Drewry’s latest annual report on global and international container terminal operators shows that the sector remains dynamic and profitable, but that numerous changes are also taking place. All terminal operators face the challenge of growth on two fronts – growth in container demand and growth in ship sizes.
Whilst it is generally agreed that future container demand growth will not be as strong as the boom periods of the 1990s and 2000s, global container port demand is still forecast to exceed 800 million teu p.a. by 2017, growing by just over 5% p.a. To put this growth into context, the 186 million teu which this growth represents is the equivalent of the entire throughput of all Chinese ports in 2012. Or to put it another way, it is more than the entire 2012 throughput of North America, Europe and the Middle East combined. This illustrates what a colossal industry the container port business has become – something that is often overlooked because it is geographically fragmented across nearly 1,300 terminals across the world and so the collective industry is somewhat under the radar. Even modest demand growth now generates huge absolute increases in volumes therefore.
At the same time, container ship sizes are increasing dramatically. The largest container ship in the world fleet has quadrupled in size since 1992, and in the Asia-Europe trade lane it has doubled in the last 10 years. This in turn has triggered the formation of ever larger operational alliances, most notably the P3 alliance between Maersk, MSC and CMA CGM. The resultant rampant and rapid cascading of larger ships into secondary trade lanes is likely to create more port problems and challenges than the 18,000 teu monsters destined for the Asia-Europe trade lane.
Drewry’s Neil Davidson, Senior Analyst – Ports and Terminals noted, “Container terminal operators remain successful and highly active but there are many changes coming: changes in ownership as cash strapped shipping lines are forced to sell more stakes in their terminals, and aggressive terminal buyers chase expansion opportunities; changes in operations and infrastructure as ever larger container ships have to be accommodated not just in Europe and Asia, but around the world and changes in demand as modest growth still generates large absolute volume increases. For example, even if they only perform at the world average, Shanghai or Singapore will add almost 10 million teu to their total throughput by 2017. A figure of 10 million teu is more than the entire container port throughput of the U.K., India or Brazil.

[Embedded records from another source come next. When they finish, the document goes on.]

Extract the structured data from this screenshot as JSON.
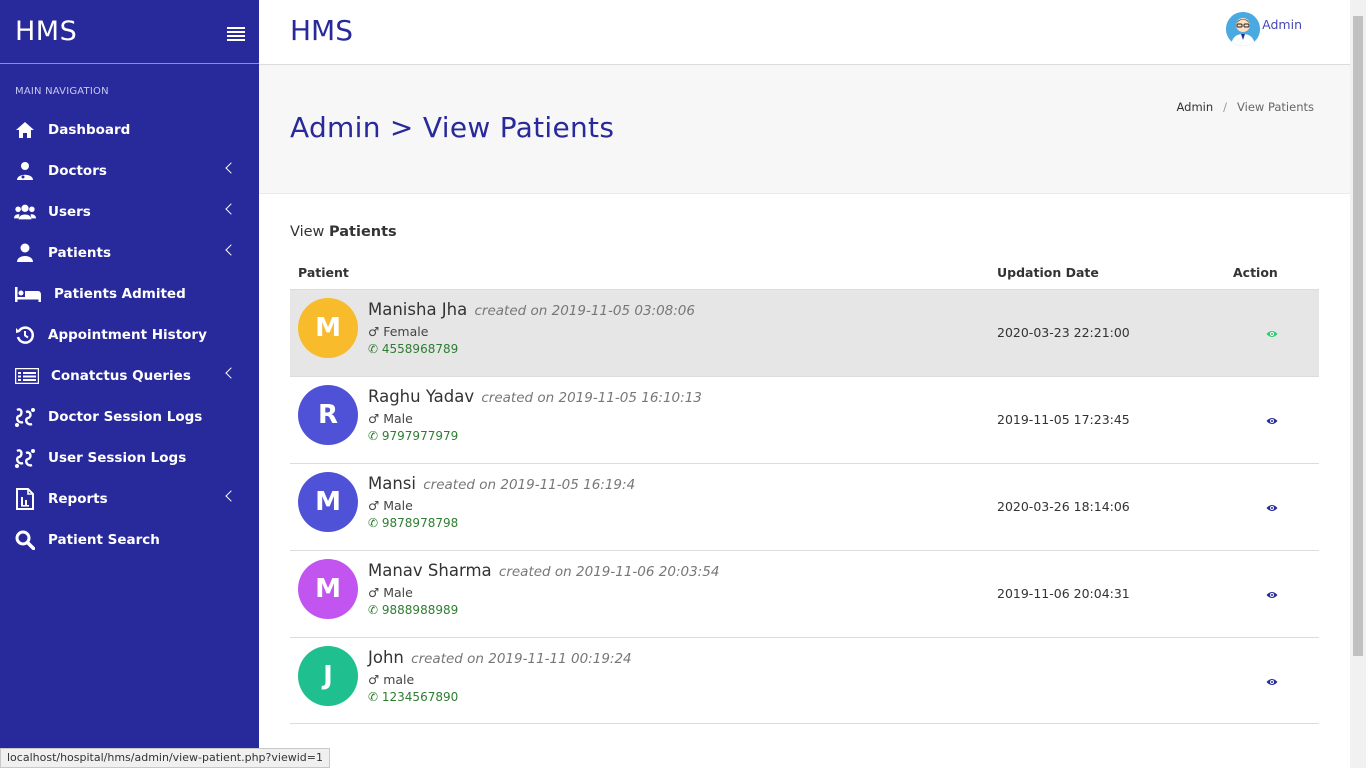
{
  "sidebar": {
    "brand": "HMS",
    "nav_header": "MAIN NAVIGATION",
    "items": [
      {
        "label": "Dashboard",
        "icon": "home-icon"
      },
      {
        "label": "Doctors",
        "icon": "doctor-icon"
      },
      {
        "label": "Users",
        "icon": "users-icon"
      },
      {
        "label": "Patients",
        "icon": "patient-icon"
      },
      {
        "label": "Patients Admited",
        "icon": "bed-icon"
      },
      {
        "label": "Appointment History",
        "icon": "history-icon"
      },
      {
        "label": "Conatctus Queries",
        "icon": "list-icon"
      },
      {
        "label": "Doctor Session Logs",
        "icon": "logs-icon"
      },
      {
        "label": "User Session Logs",
        "icon": "logs-icon"
      },
      {
        "label": "Reports",
        "icon": "report-icon"
      },
      {
        "label": "Patient Search",
        "icon": "search-icon"
      }
    ]
  },
  "topbar": {
    "title": "HMS",
    "user_name": "Admin"
  },
  "page": {
    "title": "Admin > View Patients",
    "breadcrumb": [
      "Admin",
      "View Patients"
    ]
  },
  "table": {
    "section_prefix": "View",
    "section_bold": "Patients",
    "headers": {
      "patient": "Patient",
      "date": "Updation Date",
      "action": "Action"
    },
    "rows": [
      {
        "initial": "M",
        "name": "Manisha Jha",
        "created": "created on 2019-11-05 03:08:06",
        "gender": "Female",
        "phone": "4558968789",
        "updated": "2020-03-23 22:21:00"
      },
      {
        "initial": "R",
        "name": "Raghu Yadav",
        "created": "created on 2019-11-05 16:10:13",
        "gender": "Male",
        "phone": "9797977979",
        "updated": "2019-11-05 17:23:45"
      },
      {
        "initial": "M",
        "name": "Mansi",
        "created": "created on 2019-11-05 16:19:4",
        "gender": "Male",
        "phone": "9878978798",
        "updated": "2020-03-26 18:14:06"
      },
      {
        "initial": "M",
        "name": "Manav Sharma",
        "created": "created on 2019-11-06 20:03:54",
        "gender": "Male",
        "phone": "9888988989",
        "updated": "2019-11-06 20:04:31"
      },
      {
        "initial": "J",
        "name": "John",
        "created": "created on 2019-11-11 00:19:24",
        "gender": "male",
        "phone": "1234567890",
        "updated": ""
      }
    ]
  },
  "status_url": "localhost/hospital/hms/admin/view-patient.php?viewid=1",
  "colors": {
    "sidebar": "#28299a",
    "accent": "#28299a",
    "avatar_yellow": "#f7bb2c",
    "avatar_indigo": "#4f52d6",
    "avatar_purple": "#c255f0",
    "avatar_teal": "#1fbf8f",
    "phone_green": "#2e7d32",
    "eye_green": "#2ecc71",
    "eye_blue": "#28299a"
  }
}
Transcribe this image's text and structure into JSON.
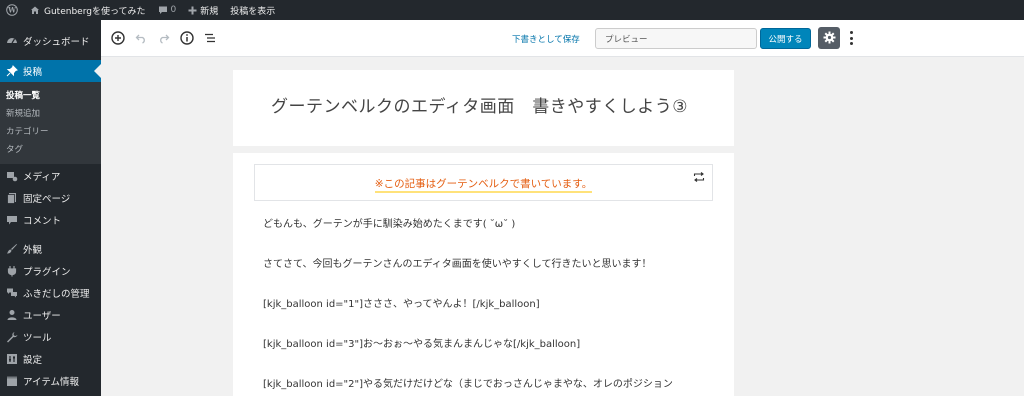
{
  "adminbar": {
    "site_name": "Gutenbergを使ってみた",
    "comments_count": "0",
    "new_label": "新規",
    "view_post_label": "投稿を表示"
  },
  "sidebar": {
    "items": [
      {
        "label": "ダッシュボード",
        "icon": "dashboard-icon"
      },
      {
        "label": "投稿",
        "icon": "pin-icon",
        "active": true
      },
      {
        "label": "メディア",
        "icon": "media-icon"
      },
      {
        "label": "固定ページ",
        "icon": "page-icon"
      },
      {
        "label": "コメント",
        "icon": "comment-icon"
      },
      {
        "label": "外観",
        "icon": "appearance-icon"
      },
      {
        "label": "プラグイン",
        "icon": "plugin-icon"
      },
      {
        "label": "ふきだしの管理",
        "icon": "balloon-icon"
      },
      {
        "label": "ユーザー",
        "icon": "user-icon"
      },
      {
        "label": "ツール",
        "icon": "tool-icon"
      },
      {
        "label": "設定",
        "icon": "settings-icon"
      },
      {
        "label": "アイテム情報",
        "icon": "item-icon"
      }
    ],
    "submenu": [
      "投稿一覧",
      "新規追加",
      "カテゴリー",
      "タグ"
    ]
  },
  "toolbar": {
    "save_draft": "下書きとして保存",
    "preview": "プレビュー",
    "publish": "公開する"
  },
  "editor": {
    "title": "グーテンベルクのエディタ画面　書きやすくしよう③",
    "notice": "※この記事はグーテンベルクで書いています。",
    "paragraphs": [
      "どもんも、グーテンが手に馴染み始めたくまです( ˘ω˘ )",
      "さてさて、今回もグーテンさんのエディタ画面を使いやすくして行きたいと思います！",
      "[kjk_balloon id=\"1\"]さささ、やってやんよ！[/kjk_balloon]",
      "[kjk_balloon id=\"3\"]お～おぉ～やる気まんまんじゃな[/kjk_balloon]",
      "[kjk_balloon id=\"2\"]やる気だけだけどな（まじでおっさんじゃまやな、オレのポジション"
    ]
  },
  "colors": {
    "admin_dark": "#23282d",
    "accent_blue": "#0073aa",
    "notice_orange": "#e45d10",
    "highlight_yellow": "#ffe27a"
  }
}
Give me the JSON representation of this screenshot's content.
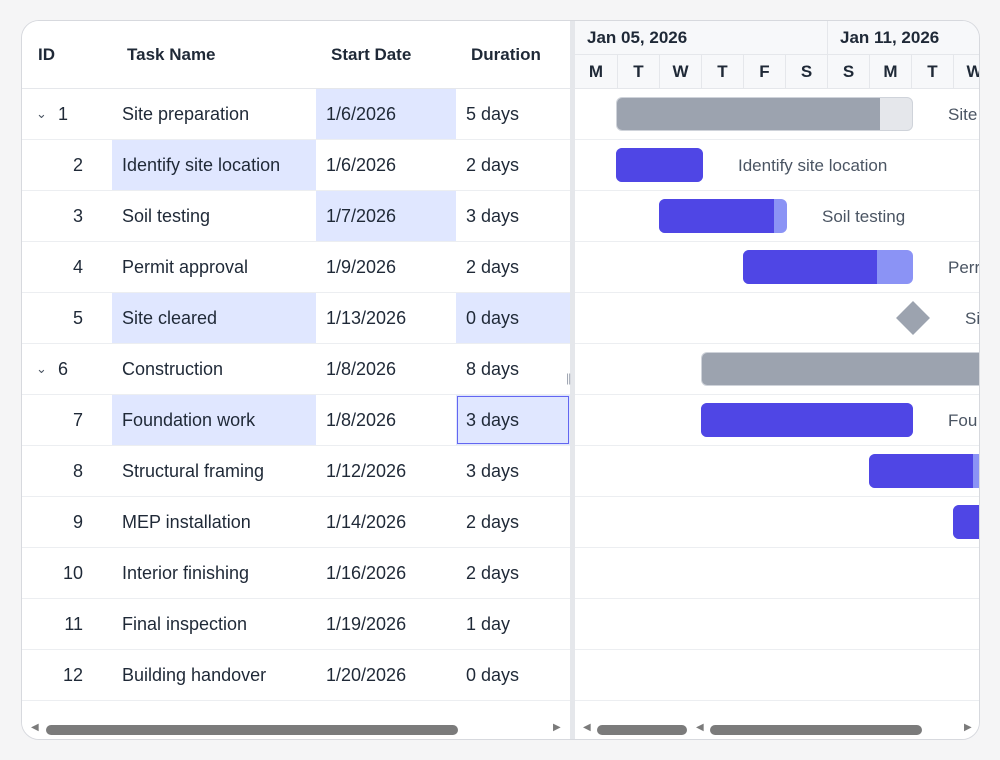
{
  "columns": {
    "id": "ID",
    "task_name": "Task Name",
    "start_date": "Start Date",
    "duration": "Duration"
  },
  "timeline": {
    "weeks": [
      "Jan 05, 2026",
      "Jan 11, 2026"
    ],
    "days": [
      "M",
      "T",
      "W",
      "T",
      "F",
      "S",
      "S",
      "M",
      "T",
      "W"
    ]
  },
  "tasks": [
    {
      "id": "1",
      "name": "Site preparation",
      "start": "1/6/2026",
      "duration": "5 days",
      "parent": true
    },
    {
      "id": "2",
      "name": "Identify site location",
      "start": "1/6/2026",
      "duration": "2 days"
    },
    {
      "id": "3",
      "name": "Soil testing",
      "start": "1/7/2026",
      "duration": "3 days"
    },
    {
      "id": "4",
      "name": "Permit approval",
      "start": "1/9/2026",
      "duration": "2 days"
    },
    {
      "id": "5",
      "name": "Site cleared",
      "start": "1/13/2026",
      "duration": "0 days"
    },
    {
      "id": "6",
      "name": "Construction",
      "start": "1/8/2026",
      "duration": "8 days",
      "parent": true
    },
    {
      "id": "7",
      "name": "Foundation work",
      "start": "1/8/2026",
      "duration": "3 days"
    },
    {
      "id": "8",
      "name": "Structural framing",
      "start": "1/12/2026",
      "duration": "3 days"
    },
    {
      "id": "9",
      "name": "MEP installation",
      "start": "1/14/2026",
      "duration": "2 days"
    },
    {
      "id": "10",
      "name": "Interior finishing",
      "start": "1/16/2026",
      "duration": "2 days"
    },
    {
      "id": "11",
      "name": "Final inspection",
      "start": "1/19/2026",
      "duration": "1 day"
    },
    {
      "id": "12",
      "name": "Building handover",
      "start": "1/20/2026",
      "duration": "0 days"
    }
  ],
  "bar_labels": {
    "r1": "Site",
    "r2": "Identify site location",
    "r3": "Soil testing",
    "r4": "Perr",
    "r5": "Si",
    "r7": "Fou"
  },
  "progress": {
    "r1": 0.89,
    "r2": 1.0,
    "r3": 0.9,
    "r4": 0.79,
    "r6": 1.0,
    "r7": 1.0,
    "r8": 0.8,
    "r9": 1.0
  },
  "icons": {
    "expand": "chevron-down-icon",
    "scroll_left": "arrow-left-icon",
    "scroll_right": "arrow-right-icon",
    "splitter": "grip-icon"
  },
  "colors": {
    "accent": "#4f46e5",
    "accent_light": "#8b93f5",
    "summary": "#9ca3af",
    "selected_cell": "#e0e7ff"
  }
}
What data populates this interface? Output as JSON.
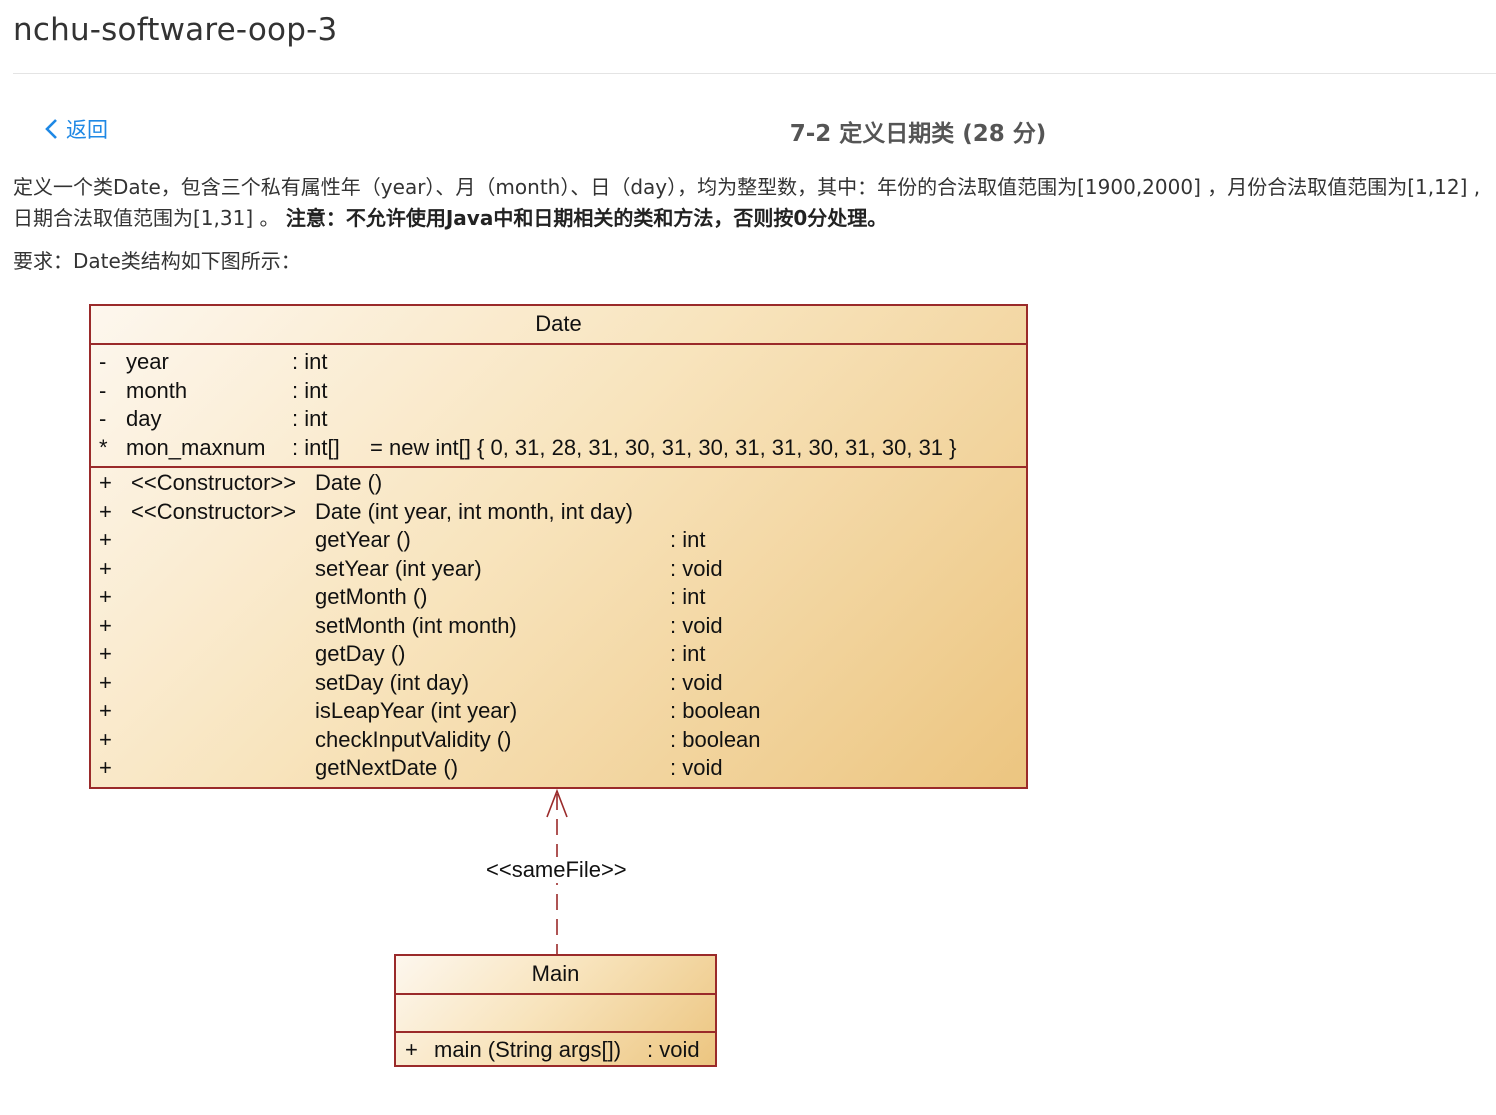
{
  "header": {
    "title": "nchu-software-oop-3"
  },
  "nav": {
    "back_label": "返回"
  },
  "problem": {
    "title": "7-2 定义日期类 (28 分)",
    "desc_plain": "定义一个类Date，包含三个私有属性年（year）、月（month）、日（day），均为整型数，其中：年份的合法取值范围为[1900,2000] ，月份合法取值范围为[1,12] ,日期合法取值范围为[1,31] 。 ",
    "desc_bold": "注意：不允许使用Java中和日期相关的类和方法，否则按0分处理。",
    "requirement": "要求：Date类结构如下图所示："
  },
  "uml": {
    "date_class": {
      "name": "Date",
      "attributes": [
        {
          "vis": "-",
          "name": "year",
          "type": ": int",
          "init": ""
        },
        {
          "vis": "-",
          "name": "month",
          "type": ": int",
          "init": ""
        },
        {
          "vis": "-",
          "name": "day",
          "type": ": int",
          "init": ""
        },
        {
          "vis": "*",
          "name": "mon_maxnum",
          "type": ": int[]",
          "init": "= new int[] { 0, 31, 28, 31, 30, 31, 30, 31, 31, 30, 31, 30, 31 }"
        }
      ],
      "operations": [
        {
          "vis": "+",
          "stereo": "<<Constructor>>",
          "name": "Date ()",
          "ret": ""
        },
        {
          "vis": "+",
          "stereo": "<<Constructor>>",
          "name": "Date (int year, int month, int day)",
          "ret": ""
        },
        {
          "vis": "+",
          "stereo": "",
          "name": "getYear ()",
          "ret": ": int"
        },
        {
          "vis": "+",
          "stereo": "",
          "name": "setYear (int year)",
          "ret": ": void"
        },
        {
          "vis": "+",
          "stereo": "",
          "name": "getMonth ()",
          "ret": ": int"
        },
        {
          "vis": "+",
          "stereo": "",
          "name": "setMonth (int month)",
          "ret": ": void"
        },
        {
          "vis": "+",
          "stereo": "",
          "name": "getDay ()",
          "ret": ": int"
        },
        {
          "vis": "+",
          "stereo": "",
          "name": "setDay (int day)",
          "ret": ": void"
        },
        {
          "vis": "+",
          "stereo": "",
          "name": "isLeapYear (int year)",
          "ret": ": boolean"
        },
        {
          "vis": "+",
          "stereo": "",
          "name": "checkInputValidity ()",
          "ret": ": boolean"
        },
        {
          "vis": "+",
          "stereo": "",
          "name": "getNextDate ()",
          "ret": ": void"
        }
      ]
    },
    "relation": {
      "label": "<<sameFile>>"
    },
    "main_class": {
      "name": "Main",
      "operations": [
        {
          "vis": "+",
          "name": "main (String args[])",
          "ret": ": void"
        }
      ]
    }
  },
  "colors": {
    "link": "#1e88e5",
    "uml_border": "#9a2a2a",
    "uml_fill_light": "#fdf7ee",
    "uml_fill_dark": "#ecc580"
  }
}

Drewry said it will release its global/international container terminal operators league table next week, showing the top ten globally by both total and equity teu throughput.